VIDEO: IoSafe annihilates hard drive at CES
At the Consumer Electronics Show in Las Vegas, ioSafe launched its ioSafe Solo - an external storage unit that claims to be able to withstand almost anything upto a nuclear explosion. To prove the point, the company invited us along to a demonstration of a drive being burnt, drowned, dropped, and run over with a whopping great big digger.
Here's the drive beforehand. It's available in 64GB, 128GB and 156GB varieties, and weighs a whopping 8kg. Inside is a SSD - a traditional HDD wouldn't be able to take the kind of punishment that ioSafe is about to subject its drive to. Before the apocalypse, the drive is loaded with a few photos taken of attendees at the demo.
The drive is placed on some firebricks and roasted at 700C with propane. The ioSafe team were shaking the propane cannister around to get it to burn hotter, but attempted to reassure us by saying that they'd had almost absolutely no accidents throughout the demo. We weren't reassured.
The device achieves its fireproofing while still being air-cooled by embedding water crystals in the heat-retardant coating. When it heats up, the crystals boil, turn to steam and expand the coating - closing up the gaps used in the aircooling process and blocking out the hot air. It's rated to last for 30 minutes of roasting, but CEO Robb Moore tells us that he reckons it could last more like 50 minutes.
After the roasting, the drive is pretty damn hot. To cool it off, the ioSafe guys dump it into the bucket of a massive yellow digger, which is then filled with water with a firehose. Roasted, then drowned - the drive is surely nothing but damp toast at this point?
To get the drive out of the water again, the digger lifts the bucket up about 20ft into the air and drops the contents out onto the tarmac of the parking lot that we're in - far south of the Las Vegas strip. The drive lands in the puddle with a crash, denting the casing considerably. The driver of the digger gets a glint in his eye, and revs the engine...
After a brief pause on the brink of destruction, the device is crushed. Absolutely crushed. The drive is now in a damp pile of what's left of the flame retardant coating. There's almost nothing left of the outer casing of the device. ioSafe's CEO, Robb Moore, picks the drive up with a grin and begins to brush off the muck that's plastered on the outside of the unit.

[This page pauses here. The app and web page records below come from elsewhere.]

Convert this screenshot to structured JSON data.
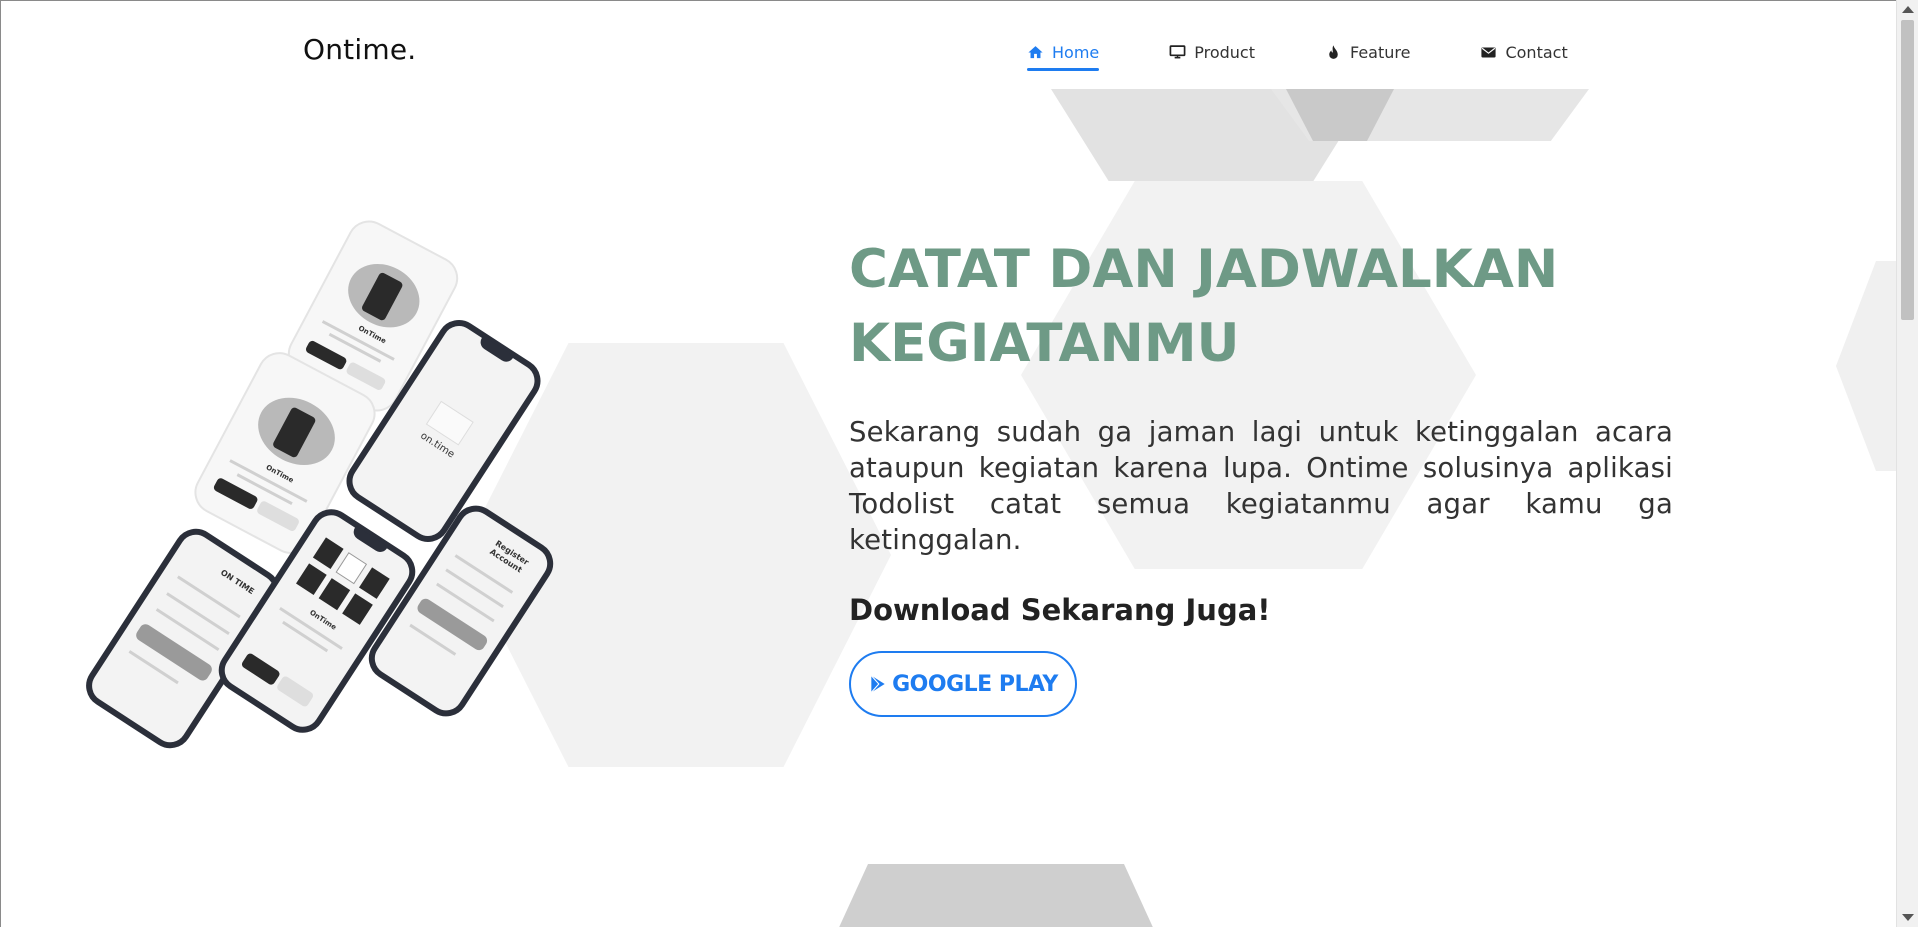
{
  "brand": "Ontime.",
  "nav": {
    "items": [
      {
        "label": "Home",
        "icon": "home-icon",
        "active": true
      },
      {
        "label": "Product",
        "icon": "monitor-icon",
        "active": false
      },
      {
        "label": "Feature",
        "icon": "fire-icon",
        "active": false
      },
      {
        "label": "Contact",
        "icon": "envelope-icon",
        "active": false
      }
    ]
  },
  "hero": {
    "headline_line1": "CATAT DAN JADWALKAN",
    "headline_line2": "KEGIATANMU",
    "description": "Sekarang sudah ga jaman lagi untuk ketinggalan acara ataupun kegiatan karena lupa. Ontime solusinya aplikasi Todolist catat semua kegiatanmu agar kamu ga ketinggalan.",
    "cta_title": "Download Sekarang Juga!",
    "store_button": "GOOGLE PLAY"
  },
  "mockups": {
    "login_title": "ON TIME",
    "register_title": "Register Account",
    "splash_text": "on.time",
    "app_name": "OnTime"
  },
  "colors": {
    "accent": "#1e7cf0",
    "headline": "#6e9a86",
    "text": "#333333",
    "phone_frame": "#2b2f3a"
  }
}
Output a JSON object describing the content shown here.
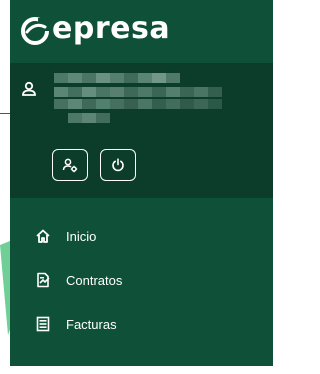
{
  "app": {
    "logo_text": "epresa",
    "logo_icon": "epresa-logo-icon"
  },
  "user": {
    "icon": "user-icon",
    "name_redacted": true,
    "actions": [
      {
        "icon": "user-settings-icon"
      },
      {
        "icon": "power-icon"
      }
    ]
  },
  "nav": {
    "items": [
      {
        "label": "Inicio",
        "icon": "home-icon"
      },
      {
        "label": "Contratos",
        "icon": "contract-sign-icon"
      },
      {
        "label": "Facturas",
        "icon": "invoice-list-icon"
      }
    ]
  },
  "colors": {
    "sidebar": "#0f5138",
    "user_panel": "#0b3d2a",
    "accent": "#6fcf97",
    "text": "#ffffff"
  }
}
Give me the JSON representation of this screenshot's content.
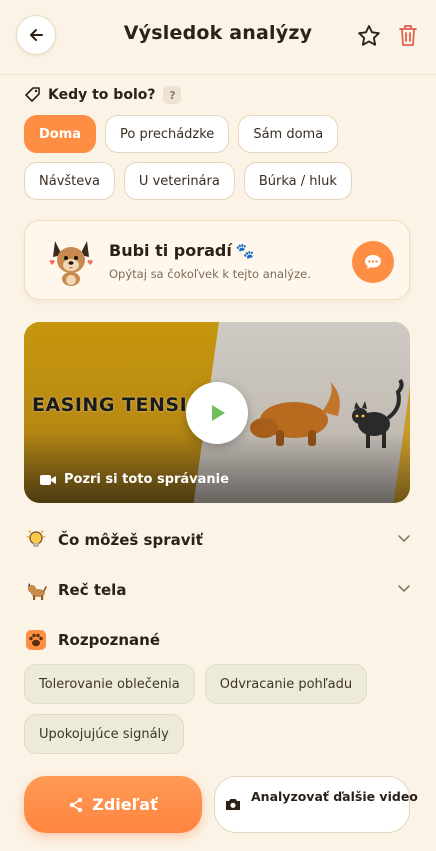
{
  "header": {
    "title": "Výsledok analýzy",
    "back_icon": "arrow-left-icon",
    "favorite_icon": "star-outline-icon",
    "delete_icon": "trash-icon"
  },
  "context": {
    "label": "Kedy to bolo?",
    "help": "?",
    "options": [
      [
        "Doma",
        "Po prechádzke",
        "Sám doma"
      ],
      [
        "Návšteva",
        "U veterinára",
        "Búrka / hluk"
      ]
    ],
    "selected": "Doma"
  },
  "advisor": {
    "title": "Bubi ti poradí",
    "subtitle": "Opýtaj sa čokoľvek k tejto analýze.",
    "title_icon": "paw-icon",
    "button_icon": "chat-bubble-icon"
  },
  "video": {
    "overlay_text": "EASING TENSIO",
    "caption": "Pozri si toto správanie",
    "caption_icon": "video-camera-icon",
    "play_icon": "play-icon"
  },
  "sections": [
    {
      "label": "Čo môžeš spraviť",
      "icon": "lightbulb-icon"
    },
    {
      "label": "Reč tela",
      "icon": "dog-icon"
    }
  ],
  "recognized": {
    "label": "Rozpoznané",
    "icon": "paw-badge-icon",
    "tags": [
      [
        "Tolerovanie oblečenia",
        "Odvracanie pohľadu"
      ],
      [
        "Upokojujúce signály"
      ]
    ]
  },
  "actions": {
    "share": "Zdieľať",
    "share_icon": "share-icon",
    "analyze": "Analyzovať ďalšie video",
    "analyze_icon": "camera-icon"
  },
  "colors": {
    "accent": "#FF8E45",
    "background": "#FBF3E6",
    "delete": "#E0604D",
    "tag_bg": "#EDEBD7"
  }
}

The SSD itself is encased in several centimetres of thick steel. The connection ports aren't too connectible by this point, so the casing has to be unscrewed manually and hooked up to a drive-reader device. If, once it's taken apart, the drive doesn't read, ioSafe promises that it'll spend $5000 per unit to send it to a professional data recovery service to get the data out.
The moment of truth. Does the drive still work after being blasted by 700-degree heat, dunked in water, dropped from 20ft up in the air, and then run over by a massive great-big bulldozer? Hit play on the video to find out...
If you're convinced, then the ioSafe Solo will ship internationally from February 2009 for $500, $750 and $1250 for the 64GB, 128GB and 256GB sizes. They work with Mac, Windows and Linux, and come with the aforementioned data-recovery promise. For more details, see www.hddfiresafe.com.